*Problem details*
Return copies of the lines below that mention "Alarm".

======== Source data ========

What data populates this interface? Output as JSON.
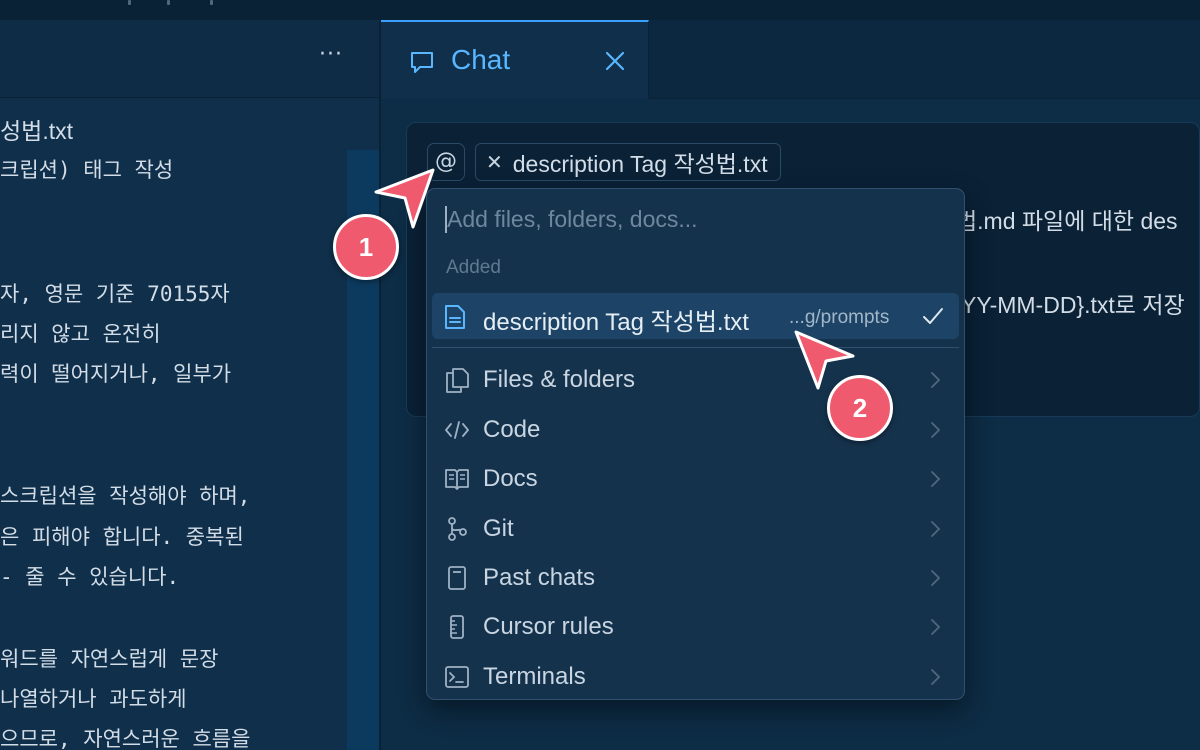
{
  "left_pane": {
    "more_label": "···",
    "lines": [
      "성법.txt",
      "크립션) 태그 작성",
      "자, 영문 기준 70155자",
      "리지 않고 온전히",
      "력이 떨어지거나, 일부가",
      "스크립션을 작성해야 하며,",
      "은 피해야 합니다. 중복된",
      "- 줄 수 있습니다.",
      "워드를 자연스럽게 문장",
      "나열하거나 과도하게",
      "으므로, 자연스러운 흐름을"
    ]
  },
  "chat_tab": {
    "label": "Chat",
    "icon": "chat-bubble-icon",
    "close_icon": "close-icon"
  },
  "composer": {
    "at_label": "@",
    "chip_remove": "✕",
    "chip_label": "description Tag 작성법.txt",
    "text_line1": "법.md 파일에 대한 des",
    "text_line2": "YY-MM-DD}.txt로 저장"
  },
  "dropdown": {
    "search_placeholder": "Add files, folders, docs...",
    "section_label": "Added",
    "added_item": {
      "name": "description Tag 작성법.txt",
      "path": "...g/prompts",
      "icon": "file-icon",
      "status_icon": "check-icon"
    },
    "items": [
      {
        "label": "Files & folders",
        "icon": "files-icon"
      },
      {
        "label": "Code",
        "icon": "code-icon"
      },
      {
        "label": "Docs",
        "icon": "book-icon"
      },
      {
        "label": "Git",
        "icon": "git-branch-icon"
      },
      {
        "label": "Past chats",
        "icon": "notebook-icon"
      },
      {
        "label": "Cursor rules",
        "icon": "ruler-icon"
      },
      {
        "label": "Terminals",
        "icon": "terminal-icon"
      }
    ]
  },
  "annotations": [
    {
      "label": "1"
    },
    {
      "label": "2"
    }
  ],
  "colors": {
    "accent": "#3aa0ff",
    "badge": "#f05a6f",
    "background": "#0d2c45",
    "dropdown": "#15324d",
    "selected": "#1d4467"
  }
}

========
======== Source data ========

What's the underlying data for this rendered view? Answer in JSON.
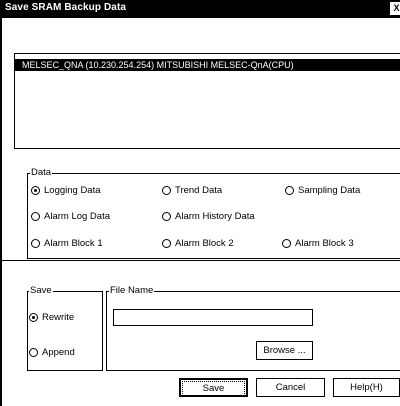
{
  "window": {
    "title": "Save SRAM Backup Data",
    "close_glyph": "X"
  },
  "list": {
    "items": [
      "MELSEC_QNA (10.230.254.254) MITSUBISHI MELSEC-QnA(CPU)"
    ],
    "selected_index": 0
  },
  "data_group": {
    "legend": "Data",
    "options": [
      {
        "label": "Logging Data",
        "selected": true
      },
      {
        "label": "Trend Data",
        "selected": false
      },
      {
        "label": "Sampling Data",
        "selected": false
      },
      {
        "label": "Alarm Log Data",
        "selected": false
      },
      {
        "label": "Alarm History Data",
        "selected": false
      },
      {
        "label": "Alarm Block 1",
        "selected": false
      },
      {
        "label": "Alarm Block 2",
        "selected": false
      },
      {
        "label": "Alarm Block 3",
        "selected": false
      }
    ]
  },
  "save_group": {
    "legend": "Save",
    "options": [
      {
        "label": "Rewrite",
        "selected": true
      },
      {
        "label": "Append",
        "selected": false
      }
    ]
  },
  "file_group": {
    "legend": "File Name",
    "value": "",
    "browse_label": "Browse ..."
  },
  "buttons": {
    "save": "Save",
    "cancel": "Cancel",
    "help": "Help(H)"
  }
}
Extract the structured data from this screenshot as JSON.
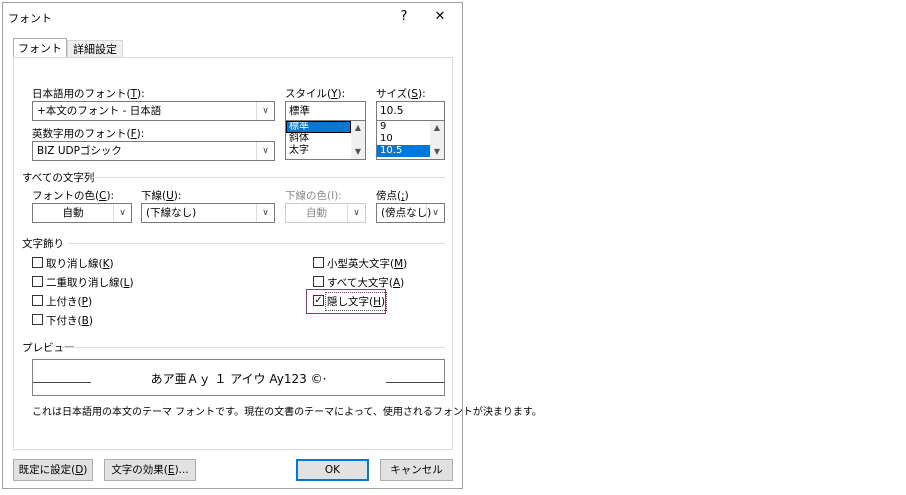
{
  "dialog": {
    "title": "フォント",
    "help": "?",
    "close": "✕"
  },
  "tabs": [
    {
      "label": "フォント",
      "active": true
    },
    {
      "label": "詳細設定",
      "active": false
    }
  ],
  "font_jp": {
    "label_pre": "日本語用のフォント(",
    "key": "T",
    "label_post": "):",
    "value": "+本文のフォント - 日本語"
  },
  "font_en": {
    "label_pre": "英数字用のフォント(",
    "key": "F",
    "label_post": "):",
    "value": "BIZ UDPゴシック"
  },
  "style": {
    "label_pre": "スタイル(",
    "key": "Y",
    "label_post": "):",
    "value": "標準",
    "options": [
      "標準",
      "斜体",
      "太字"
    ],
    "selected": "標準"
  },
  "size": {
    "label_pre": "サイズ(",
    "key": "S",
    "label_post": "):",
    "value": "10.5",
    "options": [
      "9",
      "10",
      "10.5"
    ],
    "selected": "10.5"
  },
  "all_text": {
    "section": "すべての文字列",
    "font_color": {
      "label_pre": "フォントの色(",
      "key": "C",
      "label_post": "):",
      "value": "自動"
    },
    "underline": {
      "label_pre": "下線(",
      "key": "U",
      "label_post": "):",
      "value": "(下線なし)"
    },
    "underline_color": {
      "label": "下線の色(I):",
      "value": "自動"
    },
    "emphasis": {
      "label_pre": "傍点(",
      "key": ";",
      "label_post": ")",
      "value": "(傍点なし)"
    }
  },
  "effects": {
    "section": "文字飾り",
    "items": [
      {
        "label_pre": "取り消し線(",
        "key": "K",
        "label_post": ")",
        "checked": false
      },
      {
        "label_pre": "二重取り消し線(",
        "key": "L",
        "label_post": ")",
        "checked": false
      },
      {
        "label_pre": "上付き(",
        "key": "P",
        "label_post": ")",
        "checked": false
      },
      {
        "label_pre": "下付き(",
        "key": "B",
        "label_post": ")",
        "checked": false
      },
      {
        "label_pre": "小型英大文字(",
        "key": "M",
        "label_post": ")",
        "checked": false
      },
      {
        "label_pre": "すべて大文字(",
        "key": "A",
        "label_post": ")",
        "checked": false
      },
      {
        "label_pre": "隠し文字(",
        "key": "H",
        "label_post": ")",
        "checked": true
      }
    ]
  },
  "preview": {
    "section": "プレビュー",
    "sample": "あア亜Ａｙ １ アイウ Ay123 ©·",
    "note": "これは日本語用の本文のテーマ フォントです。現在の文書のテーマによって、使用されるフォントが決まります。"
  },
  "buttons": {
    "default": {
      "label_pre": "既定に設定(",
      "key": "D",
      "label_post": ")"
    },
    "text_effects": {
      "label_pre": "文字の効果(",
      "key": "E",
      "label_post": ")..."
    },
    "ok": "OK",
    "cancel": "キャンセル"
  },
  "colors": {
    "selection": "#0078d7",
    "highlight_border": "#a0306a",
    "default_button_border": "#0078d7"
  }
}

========

*Written answer*
        "label": "Alarm Log Data",
        "label": "Alarm History Data",
        "label": "Alarm Block 1",
        "label": "Alarm Block 2",
        "label": "Alarm Block 3",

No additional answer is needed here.